Academic medical centers are channeling more of their efforts toward managed care, a national survey indicates.
Some 51% of the academic medical centers that responded to a survey sponsored by the University Hospital Consortium said they had formed a joint contracting point for all physician and hospital services as of late 1993. Only 30% of academic medical centers had done that in 1992, the Oak Brook, Ill.-based alliance said.
"This shows that we are getting a more organized approach," said Christine Malcolm, UHC's vice president for managed care. "Academic medical centers are showing a greater investment in managed care."
Academic centers have been criticized for being too complicated to deal with when it comes to managed care. But Ms. Malcolm said the joint contracting point offers "one-stop shopping" for payers.
The survey revealed academic medical centers are spending more money and personnel hours on managed care.
In 1993, the academic medical centers that responded to the survey boosted their managed-care budgets 55% to prepare for changes in coverage and increased their full-time employees 43% in areas that are responsible for managed-care contracting, Ms. Malcolm said.
The UHC released the results after 45 of their 63 members responded to the survey, which was distributed at the end of last year.

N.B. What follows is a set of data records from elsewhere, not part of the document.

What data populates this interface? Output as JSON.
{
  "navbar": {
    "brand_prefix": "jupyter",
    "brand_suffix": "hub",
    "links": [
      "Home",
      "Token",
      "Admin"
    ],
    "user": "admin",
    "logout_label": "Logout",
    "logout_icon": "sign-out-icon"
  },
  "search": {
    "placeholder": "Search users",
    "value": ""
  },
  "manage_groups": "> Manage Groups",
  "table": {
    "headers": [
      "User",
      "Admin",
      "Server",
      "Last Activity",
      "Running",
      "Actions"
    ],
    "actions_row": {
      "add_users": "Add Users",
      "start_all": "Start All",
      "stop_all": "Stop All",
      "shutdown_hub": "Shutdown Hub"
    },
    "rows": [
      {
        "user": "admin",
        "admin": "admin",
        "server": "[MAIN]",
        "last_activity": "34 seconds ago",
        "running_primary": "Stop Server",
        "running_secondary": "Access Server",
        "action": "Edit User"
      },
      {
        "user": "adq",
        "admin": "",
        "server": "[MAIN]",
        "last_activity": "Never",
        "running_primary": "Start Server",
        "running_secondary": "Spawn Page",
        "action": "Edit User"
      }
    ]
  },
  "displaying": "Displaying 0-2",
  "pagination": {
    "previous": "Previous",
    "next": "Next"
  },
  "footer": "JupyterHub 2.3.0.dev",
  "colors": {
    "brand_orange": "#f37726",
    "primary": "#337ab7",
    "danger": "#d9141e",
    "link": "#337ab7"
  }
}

There are now 65 members of UHC, a not-for-profit alliance of academic medical centers.
The survey also noted academic medical centers were building on the increased ability of their faculty practice plans to contract with managed-care organizations. Of the 45 respondents, 53% have practice plans contracting as a single organization. Meanwhile, 73% have practice plans able to assume coverage risks, and 53% have practice plans able to contract for primary care.